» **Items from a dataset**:
□ □ □ □

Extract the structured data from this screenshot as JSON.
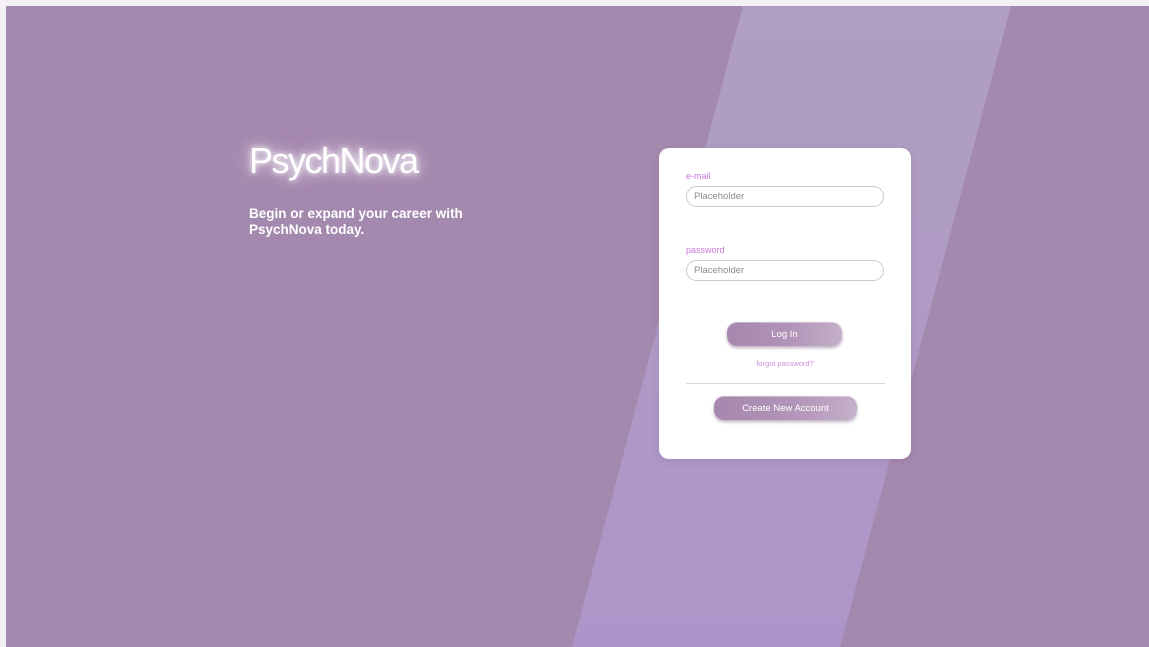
{
  "brand": {
    "name": "PsychNova",
    "tagline": "Begin or expand your career with PsychNova today."
  },
  "login_form": {
    "email_label": "e-mail",
    "email_placeholder": "Placeholder",
    "password_label": "password",
    "password_placeholder": "Placeholder",
    "login_button": "Log In",
    "forgot_link": "forgot password?",
    "create_account_button": "Create New Account"
  },
  "colors": {
    "background": "#a489ae",
    "band": "#b09ac3",
    "card": "#ffffff",
    "label_accent": "#c779d9",
    "button": "#a687ad"
  }
}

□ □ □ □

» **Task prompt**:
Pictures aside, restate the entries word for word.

» **Result**:
Extract the structured data from this screenshot as JSON.
{
  "brand": {
    "name": "PsychNova",
    "tagline": "Begin or expand your career with PsychNova today."
  },
  "login_form": {
    "email_label": "e-mail",
    "email_placeholder": "Placeholder",
    "password_label": "password",
    "password_placeholder": "Placeholder",
    "login_button": "Log In",
    "forgot_link": "forgot password?",
    "create_account_button": "Create New Account"
  },
  "colors": {
    "background": "#a489ae",
    "band": "#b09ac3",
    "card": "#ffffff",
    "label_accent": "#c779d9",
    "button": "#a687ad"
  }
}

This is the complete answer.